** Opening Provided data block **

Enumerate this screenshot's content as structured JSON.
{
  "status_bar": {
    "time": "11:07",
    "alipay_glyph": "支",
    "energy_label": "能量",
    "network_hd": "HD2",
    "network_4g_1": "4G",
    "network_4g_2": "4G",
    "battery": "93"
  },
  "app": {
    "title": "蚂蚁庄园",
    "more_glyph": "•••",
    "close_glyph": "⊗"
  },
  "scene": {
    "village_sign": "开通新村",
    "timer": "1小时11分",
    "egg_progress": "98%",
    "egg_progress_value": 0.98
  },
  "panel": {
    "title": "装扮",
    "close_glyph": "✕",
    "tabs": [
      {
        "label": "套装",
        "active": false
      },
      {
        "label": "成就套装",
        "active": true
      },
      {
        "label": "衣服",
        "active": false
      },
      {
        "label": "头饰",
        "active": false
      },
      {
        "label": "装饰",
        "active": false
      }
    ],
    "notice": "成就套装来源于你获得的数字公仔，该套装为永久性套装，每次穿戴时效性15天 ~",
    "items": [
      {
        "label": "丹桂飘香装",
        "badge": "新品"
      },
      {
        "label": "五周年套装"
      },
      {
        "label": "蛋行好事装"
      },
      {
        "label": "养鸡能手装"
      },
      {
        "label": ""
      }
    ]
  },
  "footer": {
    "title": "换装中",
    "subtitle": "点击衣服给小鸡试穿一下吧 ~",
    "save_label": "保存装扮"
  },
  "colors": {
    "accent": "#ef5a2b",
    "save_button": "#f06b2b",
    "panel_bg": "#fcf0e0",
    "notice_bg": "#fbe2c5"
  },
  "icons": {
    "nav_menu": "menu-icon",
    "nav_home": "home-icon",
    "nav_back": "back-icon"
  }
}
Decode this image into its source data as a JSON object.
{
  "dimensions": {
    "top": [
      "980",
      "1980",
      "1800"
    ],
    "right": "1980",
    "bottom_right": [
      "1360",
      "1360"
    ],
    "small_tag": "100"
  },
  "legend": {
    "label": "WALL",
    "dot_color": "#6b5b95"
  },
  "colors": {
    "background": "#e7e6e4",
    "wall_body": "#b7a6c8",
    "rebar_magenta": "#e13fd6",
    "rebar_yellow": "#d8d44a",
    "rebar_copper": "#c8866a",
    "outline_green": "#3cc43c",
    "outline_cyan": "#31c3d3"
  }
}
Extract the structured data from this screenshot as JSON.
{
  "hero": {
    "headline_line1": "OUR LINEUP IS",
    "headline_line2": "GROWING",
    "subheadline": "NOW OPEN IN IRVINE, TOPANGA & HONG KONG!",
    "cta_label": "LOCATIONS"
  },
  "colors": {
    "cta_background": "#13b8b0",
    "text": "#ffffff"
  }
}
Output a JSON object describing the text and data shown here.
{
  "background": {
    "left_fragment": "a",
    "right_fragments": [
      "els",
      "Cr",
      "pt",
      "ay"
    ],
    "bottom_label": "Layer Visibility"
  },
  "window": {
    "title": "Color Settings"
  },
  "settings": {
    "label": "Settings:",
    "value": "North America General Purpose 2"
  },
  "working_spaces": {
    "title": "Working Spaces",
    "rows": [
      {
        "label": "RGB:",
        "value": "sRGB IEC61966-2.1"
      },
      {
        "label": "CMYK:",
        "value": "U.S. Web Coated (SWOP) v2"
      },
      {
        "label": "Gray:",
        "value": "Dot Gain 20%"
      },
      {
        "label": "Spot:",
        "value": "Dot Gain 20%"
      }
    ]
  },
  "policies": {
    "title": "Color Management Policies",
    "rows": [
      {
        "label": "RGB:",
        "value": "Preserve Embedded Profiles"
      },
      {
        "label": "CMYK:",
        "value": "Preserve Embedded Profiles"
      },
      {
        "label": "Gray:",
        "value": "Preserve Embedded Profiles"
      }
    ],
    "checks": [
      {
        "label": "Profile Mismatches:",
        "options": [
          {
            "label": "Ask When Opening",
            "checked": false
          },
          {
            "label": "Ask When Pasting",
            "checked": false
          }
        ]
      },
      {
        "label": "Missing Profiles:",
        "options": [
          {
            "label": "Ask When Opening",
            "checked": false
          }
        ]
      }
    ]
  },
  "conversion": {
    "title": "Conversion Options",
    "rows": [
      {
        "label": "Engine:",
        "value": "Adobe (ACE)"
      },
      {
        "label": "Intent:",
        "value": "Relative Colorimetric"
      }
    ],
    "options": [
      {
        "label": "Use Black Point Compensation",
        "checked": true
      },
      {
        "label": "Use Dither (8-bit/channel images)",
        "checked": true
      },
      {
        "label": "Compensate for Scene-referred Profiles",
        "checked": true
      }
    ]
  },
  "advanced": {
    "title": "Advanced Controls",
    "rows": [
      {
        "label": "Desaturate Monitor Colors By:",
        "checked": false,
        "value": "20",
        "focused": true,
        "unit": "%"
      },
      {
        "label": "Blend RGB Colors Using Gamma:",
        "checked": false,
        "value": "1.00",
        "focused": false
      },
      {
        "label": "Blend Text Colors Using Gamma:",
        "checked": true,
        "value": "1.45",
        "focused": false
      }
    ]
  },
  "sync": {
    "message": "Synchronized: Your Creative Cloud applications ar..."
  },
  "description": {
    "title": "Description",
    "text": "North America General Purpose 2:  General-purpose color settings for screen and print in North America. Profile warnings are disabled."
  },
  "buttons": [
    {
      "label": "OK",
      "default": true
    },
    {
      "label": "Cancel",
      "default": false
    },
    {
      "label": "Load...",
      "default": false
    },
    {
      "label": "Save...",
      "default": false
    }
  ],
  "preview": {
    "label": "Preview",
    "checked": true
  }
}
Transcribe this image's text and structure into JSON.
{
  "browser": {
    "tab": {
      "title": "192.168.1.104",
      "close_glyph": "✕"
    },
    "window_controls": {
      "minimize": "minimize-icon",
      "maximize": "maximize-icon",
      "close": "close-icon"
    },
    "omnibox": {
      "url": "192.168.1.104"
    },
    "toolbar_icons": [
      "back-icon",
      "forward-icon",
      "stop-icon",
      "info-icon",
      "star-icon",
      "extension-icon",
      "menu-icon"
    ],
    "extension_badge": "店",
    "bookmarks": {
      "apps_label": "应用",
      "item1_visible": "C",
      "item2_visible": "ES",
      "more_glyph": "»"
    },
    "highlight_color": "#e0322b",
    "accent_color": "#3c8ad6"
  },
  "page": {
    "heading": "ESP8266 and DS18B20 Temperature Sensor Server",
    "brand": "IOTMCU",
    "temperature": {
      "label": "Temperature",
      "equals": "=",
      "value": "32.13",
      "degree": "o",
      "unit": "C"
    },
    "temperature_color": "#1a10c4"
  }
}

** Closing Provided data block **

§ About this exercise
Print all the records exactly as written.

§ Exercise answer
Enumerate this screenshot's content as structured JSON.
{
  "status_bar": {
    "time": "11:07",
    "alipay_glyph": "支",
    "energy_label": "能量",
    "network_hd": "HD2",
    "network_4g_1": "4G",
    "network_4g_2": "4G",
    "battery": "93"
  },
  "app": {
    "title": "蚂蚁庄园",
    "more_glyph": "•••",
    "close_glyph": "⊗"
  },
  "scene": {
    "village_sign": "开通新村",
    "timer": "1小时11分",
    "egg_progress": "98%",
    "egg_progress_value": 0.98
  },
  "panel": {
    "title": "装扮",
    "close_glyph": "✕",
    "tabs": [
      {
        "label": "套装",
        "active": false
      },
      {
        "label": "成就套装",
        "active": true
      },
      {
        "label": "衣服",
        "active": false
      },
      {
        "label": "头饰",
        "active": false
      },
      {
        "label": "装饰",
        "active": false
      }
    ],
    "notice": "成就套装来源于你获得的数字公仔，该套装为永久性套装，每次穿戴时效性15天 ~",
    "items": [
      {
        "label": "丹桂飘香装",
        "badge": "新品"
      },
      {
        "label": "五周年套装"
      },
      {
        "label": "蛋行好事装"
      },
      {
        "label": "养鸡能手装"
      },
      {
        "label": ""
      }
    ]
  },
  "footer": {
    "title": "换装中",
    "subtitle": "点击衣服给小鸡试穿一下吧 ~",
    "save_label": "保存装扮"
  },
  "colors": {
    "accent": "#ef5a2b",
    "save_button": "#f06b2b",
    "panel_bg": "#fcf0e0",
    "notice_bg": "#fbe2c5"
  },
  "icons": {
    "nav_menu": "menu-icon",
    "nav_home": "home-icon",
    "nav_back": "back-icon"
  }
}
Decode this image into its source data as a JSON object.
{
  "dimensions": {
    "top": [
      "980",
      "1980",
      "1800"
    ],
    "right": "1980",
    "bottom_right": [
      "1360",
      "1360"
    ],
    "small_tag": "100"
  },
  "legend": {
    "label": "WALL",
    "dot_color": "#6b5b95"
  },
  "colors": {
    "background": "#e7e6e4",
    "wall_body": "#b7a6c8",
    "rebar_magenta": "#e13fd6",
    "rebar_yellow": "#d8d44a",
    "rebar_copper": "#c8866a",
    "outline_green": "#3cc43c",
    "outline_cyan": "#31c3d3"
  }
}
Extract the structured data from this screenshot as JSON.
{
  "hero": {
    "headline_line1": "OUR LINEUP IS",
    "headline_line2": "GROWING",
    "subheadline": "NOW OPEN IN IRVINE, TOPANGA & HONG KONG!",
    "cta_label": "LOCATIONS"
  },
  "colors": {
    "cta_background": "#13b8b0",
    "text": "#ffffff"
  }
}
Output a JSON object describing the text and data shown here.
{
  "background": {
    "left_fragment": "a",
    "right_fragments": [
      "els",
      "Cr",
      "pt",
      "ay"
    ],
    "bottom_label": "Layer Visibility"
  },
  "window": {
    "title": "Color Settings"
  },
  "settings": {
    "label": "Settings:",
    "value": "North America General Purpose 2"
  },
  "working_spaces": {
    "title": "Working Spaces",
    "rows": [
      {
        "label": "RGB:",
        "value": "sRGB IEC61966-2.1"
      },
      {
        "label": "CMYK:",
        "value": "U.S. Web Coated (SWOP) v2"
      },
      {
        "label": "Gray:",
        "value": "Dot Gain 20%"
      },
      {
        "label": "Spot:",
        "value": "Dot Gain 20%"
      }
    ]
  },
  "policies": {
    "title": "Color Management Policies",
    "rows": [
      {
        "label": "RGB:",
        "value": "Preserve Embedded Profiles"
      },
      {
        "label": "CMYK:",
        "value": "Preserve Embedded Profiles"
      },
      {
        "label": "Gray:",
        "value": "Preserve Embedded Profiles"
      }
    ],
    "checks": [
      {
        "label": "Profile Mismatches:",
        "options": [
          {
            "label": "Ask When Opening",
            "checked": false
          },
          {
            "label": "Ask When Pasting",
            "checked": false
          }
        ]
      },
      {
        "label": "Missing Profiles:",
        "options": [
          {
            "label": "Ask When Opening",
            "checked": false
          }
        ]
      }
    ]
  },
  "conversion": {
    "title": "Conversion Options",
    "rows": [
      {
        "label": "Engine:",
        "value": "Adobe (ACE)"
      },
      {
        "label": "Intent:",
        "value": "Relative Colorimetric"
      }
    ],
    "options": [
      {
        "label": "Use Black Point Compensation",
        "checked": true
      },
      {
        "label": "Use Dither (8-bit/channel images)",
        "checked": true
      },
      {
        "label": "Compensate for Scene-referred Profiles",
        "checked": true
      }
    ]
  },
  "advanced": {
    "title": "Advanced Controls",
    "rows": [
      {
        "label": "Desaturate Monitor Colors By:",
        "checked": false,
        "value": "20",
        "focused": true,
        "unit": "%"
      },
      {
        "label": "Blend RGB Colors Using Gamma:",
        "checked": false,
        "value": "1.00",
        "focused": false
      },
      {
        "label": "Blend Text Colors Using Gamma:",
        "checked": true,
        "value": "1.45",
        "focused": false
      }
    ]
  },
  "sync": {
    "message": "Synchronized: Your Creative Cloud applications ar..."
  },
  "description": {
    "title": "Description",
    "text": "North America General Purpose 2:  General-purpose color settings for screen and print in North America. Profile warnings are disabled."
  },
  "buttons": [
    {
      "label": "OK",
      "default": true
    },
    {
      "label": "Cancel",
      "default": false
    },
    {
      "label": "Load...",
      "default": false
    },
    {
      "label": "Save...",
      "default": false
    }
  ],
  "preview": {
    "label": "Preview",
    "checked": true
  }
}
Transcribe this image's text and structure into JSON.
{
  "browser": {
    "tab": {
      "title": "192.168.1.104",
      "close_glyph": "✕"
    },
    "window_controls": {
      "minimize": "minimize-icon",
      "maximize": "maximize-icon",
      "close": "close-icon"
    },
    "omnibox": {
      "url": "192.168.1.104"
    },
    "toolbar_icons": [
      "back-icon",
      "forward-icon",
      "stop-icon",
      "info-icon",
      "star-icon",
      "extension-icon",
      "menu-icon"
    ],
    "extension_badge": "店",
    "bookmarks": {
      "apps_label": "应用",
      "item1_visible": "C",
      "item2_visible": "ES",
      "more_glyph": "»"
    },
    "highlight_color": "#e0322b",
    "accent_color": "#3c8ad6"
  },
  "page": {
    "heading": "ESP8266 and DS18B20 Temperature Sensor Server",
    "brand": "IOTMCU",
    "temperature": {
      "label": "Temperature",
      "equals": "=",
      "value": "32.13",
      "degree": "o",
      "unit": "C"
    },
    "temperature_color": "#1a10c4"
  }
}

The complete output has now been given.